UCAT 2020: 5 TOP TIPS FOR QUANTITATIVE REASONING
The Quantitative Reasoning subtest of UCAT can be challenging, even for those who are proficient at maths. This is largely due to the extreme time pressure placed on students in this UCAT subtest.
The commonest mistake made by students in the Quantitative Reasoning subtest is to approach it like you would approach a high school maths test – by calculating everything perfectly, checking your working and not being aware of common wrong answer traps.
To do well in the Quantitative Reasoning subtest of UCAT, you need a strategic approach.
This blog outlines five key tips.
Tip 1: Use the UCAT calculator less
Because you are given a calculator in UCAT, many students feel the need to use it – either to ensure that their calculations are accurate, or to ‘check’ their calculations. However, the calculator significantly slows down the process of answering UCAT questions.
The highest performers in the Quantitative Reasoning subtest rely on the calculator less. They recognise that not all UCAT questions need to be answered by making a calculation (for example, some questions can be answered by estimation, ‘eyeballing’ the data or simply reading off the data provided).
Sometimes it will be necessary to use the UCAT calculator to arrive at the correct option. If this is the case, try to use the keypad on your keyboard instead of clicking the numbers with your mouse and using other shortcuts. So make sure you practice using a platform that lets you do this.
Tip 2: Practice mental maths in the lead up to UCAT
Using your mental maths skills (that is, making simple calculations in your head) is far more efficient and time-saving than using the UCAT calculator. However, many students are rusty with simple operations such as addition, subtraction, multiplication and division. This becomes apparent especially when put under immense time pressure.
Practice using your mental maths skills on a daily basis to get yourself ready for UCAT. Instead of reaching for a calculator whenever you have to make a calculation, try to do it in your head.
In the Quantitative Reasoning subtest, although some questions may seem like they require a complicated calculation, most can be answered relatively quickly – for example, by estimating, rounding up or down, or by using a simple shortcut.
Tip 3: Use your UCAT noteboard
Many simple mistakes in the Quantitative Reasoning subtest are made due to careless errors in calculation. In fact, UCAT question writers commonly include incorrect answer options which ‘trap’ students who make such errors.
The UCAT places enormous stress on your short term memory, as you are required to interpret and manipulate the information provided.
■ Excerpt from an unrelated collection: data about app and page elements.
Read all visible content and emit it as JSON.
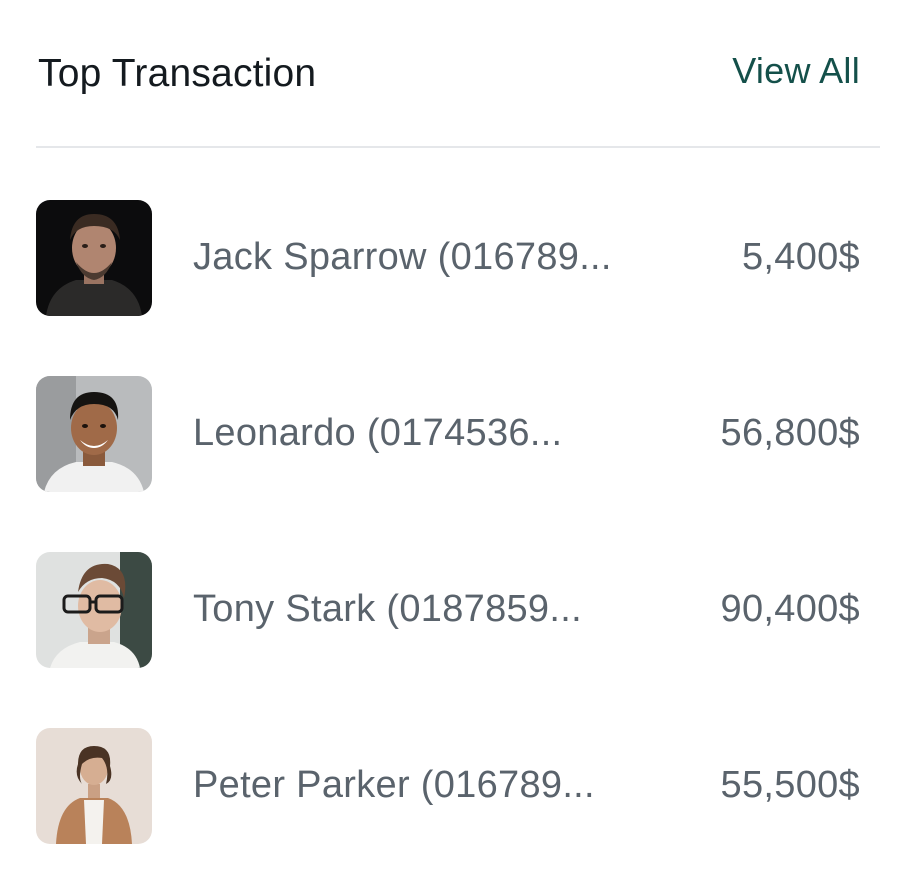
{
  "header": {
    "title": "Top Transaction",
    "view_all_label": "View All"
  },
  "transactions": [
    {
      "name": "Jack Sparrow (016789...",
      "amount": "5,400$",
      "avatar": "portrait-dark-background"
    },
    {
      "name": "Leonardo (0174536...",
      "amount": "56,800$",
      "avatar": "portrait-smiling-man"
    },
    {
      "name": "Tony Stark (0187859...",
      "amount": "90,400$",
      "avatar": "portrait-man-with-glasses"
    },
    {
      "name": "Peter Parker (016789...",
      "amount": "55,500$",
      "avatar": "portrait-man-brown-jacket"
    }
  ],
  "colors": {
    "title": "#141a1f",
    "link": "#14504a",
    "text_secondary": "#5a636c",
    "divider": "#e5e7ea"
  }
}
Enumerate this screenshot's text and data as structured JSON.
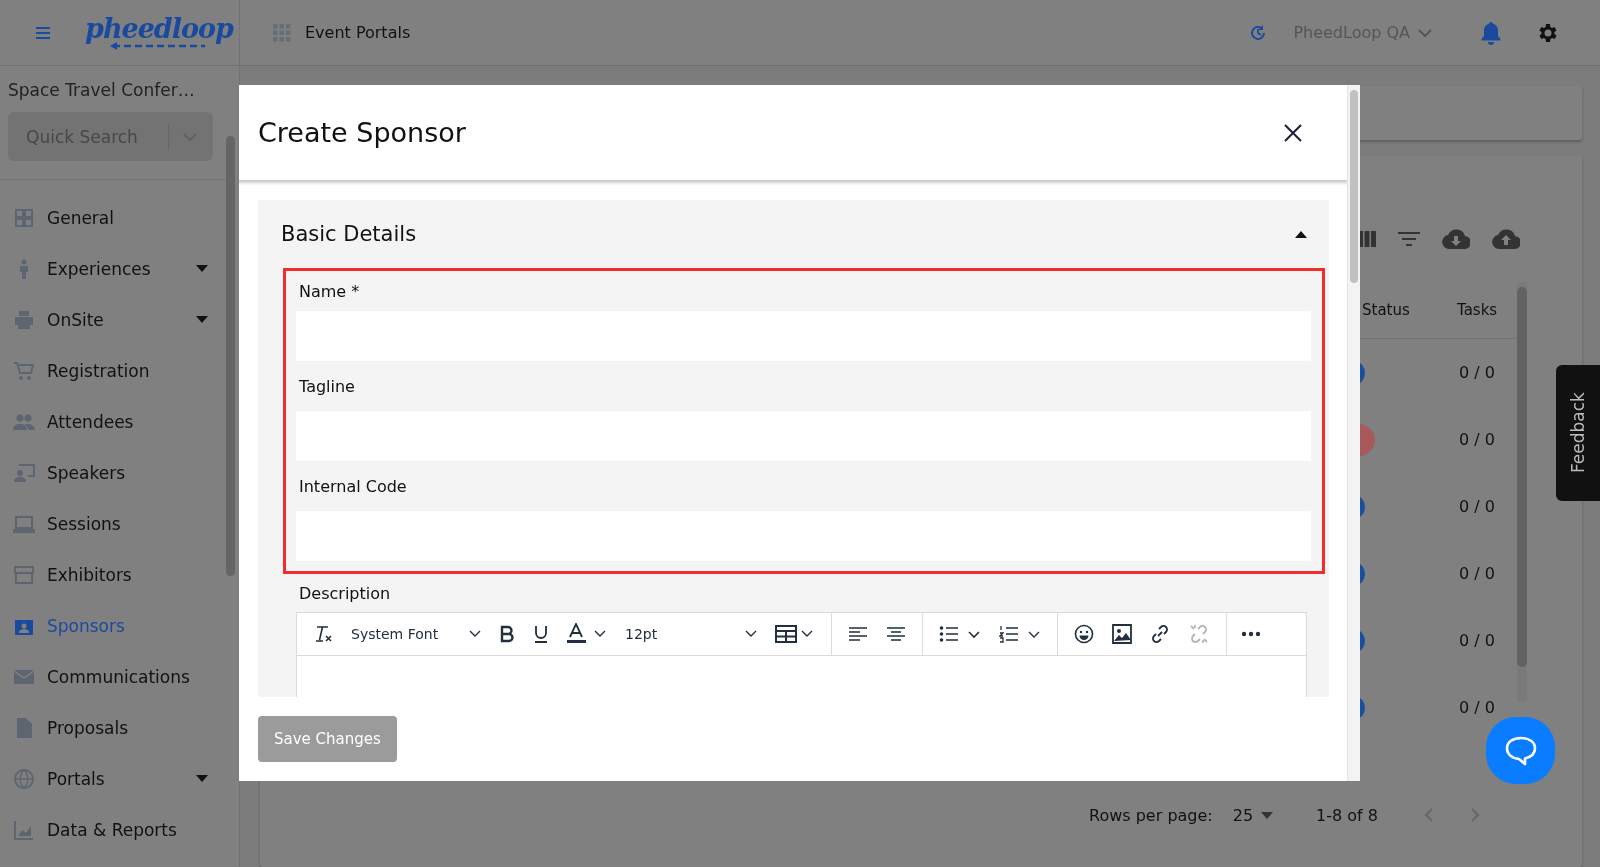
{
  "header": {
    "logo": "pheedloop",
    "app_switcher": "Event Portals",
    "account": "PheedLoop QA"
  },
  "sidebar": {
    "event_name": "Space Travel Confer…",
    "search": {
      "placeholder": "Quick Search"
    },
    "items": [
      {
        "label": "General",
        "expandable": false,
        "selected": false
      },
      {
        "label": "Experiences",
        "expandable": true,
        "selected": false
      },
      {
        "label": "OnSite",
        "expandable": true,
        "selected": false
      },
      {
        "label": "Registration",
        "expandable": false,
        "selected": false
      },
      {
        "label": "Attendees",
        "expandable": false,
        "selected": false
      },
      {
        "label": "Speakers",
        "expandable": false,
        "selected": false
      },
      {
        "label": "Sessions",
        "expandable": false,
        "selected": false
      },
      {
        "label": "Exhibitors",
        "expandable": false,
        "selected": false
      },
      {
        "label": "Sponsors",
        "expandable": false,
        "selected": true
      },
      {
        "label": "Communications",
        "expandable": false,
        "selected": false
      },
      {
        "label": "Proposals",
        "expandable": false,
        "selected": false
      },
      {
        "label": "Portals",
        "expandable": true,
        "selected": false
      },
      {
        "label": "Data & Reports",
        "expandable": false,
        "selected": false
      }
    ]
  },
  "table": {
    "columns": [
      "Status",
      "Tasks"
    ],
    "rows": [
      {
        "color": "#1a4fa0",
        "tasks": "0 / 0"
      },
      {
        "color": "#a85a5a",
        "tasks": "0 / 0"
      },
      {
        "color": "#1a4fa0",
        "tasks": "0 / 0"
      },
      {
        "color": "#1a4fa0",
        "tasks": "0 / 0"
      },
      {
        "color": "#1a4fa0",
        "tasks": "0 / 0"
      },
      {
        "color": "#1a4fa0",
        "tasks": "0 / 0"
      }
    ]
  },
  "pagination": {
    "rows_per_page_label": "Rows per page:",
    "rows_per_page": "25",
    "range": "1-8 of 8"
  },
  "feedback_tab": "Feedback",
  "modal": {
    "title": "Create Sponsor",
    "section": {
      "title": "Basic Details",
      "expanded": true,
      "highlighted": true,
      "fields": [
        {
          "label": "Name *"
        },
        {
          "label": "Tagline"
        },
        {
          "label": "Internal Code"
        }
      ]
    },
    "description": {
      "label": "Description",
      "font": "System Font",
      "size": "12pt",
      "unlink_disabled": true
    },
    "save_button": {
      "label": "Save Changes",
      "disabled": true
    }
  }
}
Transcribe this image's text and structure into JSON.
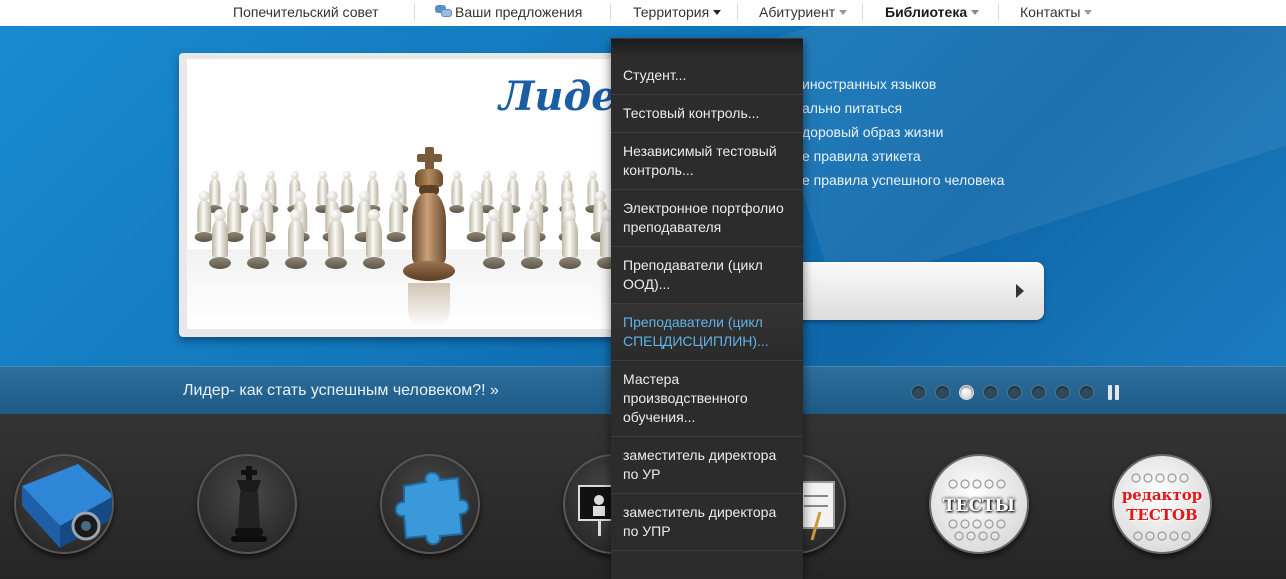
{
  "nav": {
    "items": [
      {
        "label": "Попечительский совет"
      },
      {
        "label": "Ваши предложения"
      },
      {
        "label": "Территория"
      },
      {
        "label": "Абитуриент"
      },
      {
        "label": "Библиотека"
      },
      {
        "label": "Контакты"
      }
    ]
  },
  "hero": {
    "slide_title": "Лиде",
    "info_items": [
      "иностранных языков",
      "ально питаться",
      "доровый образ жизни",
      "е правила этикета",
      "е правила успешного человека"
    ]
  },
  "caption": {
    "text": "Лидер- как стать успешным человеком?! »",
    "dots_total": 8,
    "active_dot": 3
  },
  "dropdown": {
    "items": [
      {
        "label": "Студент..."
      },
      {
        "label": "Тестовый контроль..."
      },
      {
        "label": "Независимый тестовый контроль..."
      },
      {
        "label": "Электронное портфолио преподавателя"
      },
      {
        "label": "Преподаватели (цикл ООД)..."
      },
      {
        "label": "Преподаватели (цикл СПЕЦДИСЦИПЛИН)..."
      },
      {
        "label": "Мастера производственного обучения..."
      },
      {
        "label": "заместитель директора по УР"
      },
      {
        "label": "заместитель директора по УПР"
      }
    ]
  },
  "bottom_icons": {
    "tests_label": "ТЕСТЫ",
    "editor_label_1": "редактор",
    "editor_label_2": "ТЕСТОВ"
  },
  "colors": {
    "hero_blue": "#1176ba",
    "dropdown_bg": "#2c2c2c",
    "active_item": "#5fb3e8"
  }
}
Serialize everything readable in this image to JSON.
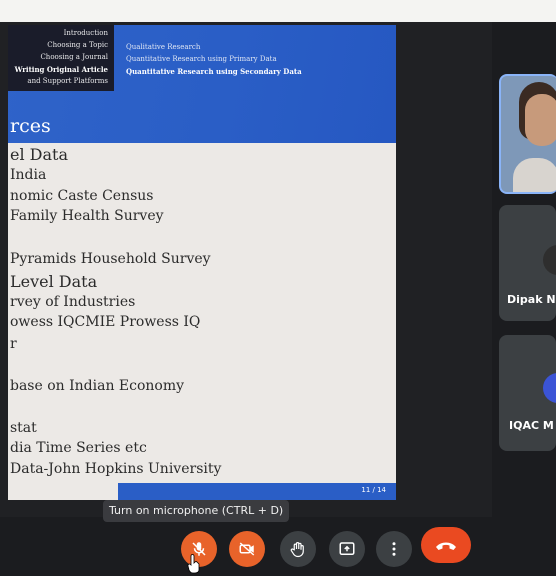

Reduce the strain on your brain by using your UCAT noteboard. In fact, of all subtests, the noteboard is probably most useful in the Decision Making and Quantitative Reasoning subtests.
Write down important numbers, and important calculations to avoid making careless errors.
Tip 4: Understand important mathematical principles
The UCAT Quantitative Reasoning subtest covers similar topics every year. Ensure you are familiar with the following concepts:
- Ratios, percentages and fractions
- Percentage change
- Speed, distance and time
- Geometry (particularly areas and volumes)
- Mean, median and mode
- Converting between units
To do well in the Quantitative Reasoning subtest, it is also important that you are comfortable with interpreting data from graphs, tables and other diagrams.
Tip 5: Understand what to calculate
When you are first presented with a Quantitative Reasoning UCAT question, it is easy to launch into making calculations without recognising what it actually is that you have to calculate. Remember that the Quantitative Reasoning subtest is not a maths test – it is a reasoning test that involves mathematics.
Therefore, before launching into answering a UCAT question, take a few moments to consider what you actually need to calculate to arrive at the answer. Write it down on your UCAT noteboard if necessary. If you make an incorrect calculation, it is likely that a wrong answer trap will be waiting for you.
The best tip we can give you? Practice, practice and practice! We personally recommend MedEntry’s skill trainer, which automatically generates an unlimited number of table/graph questions for you to train your brain for speed identification of relevant information and quick calculations. You can also use the skills trainer for all the other sections too. Check them out here.
Next up: how to level up your Abstract Reasoning game for the UCAT.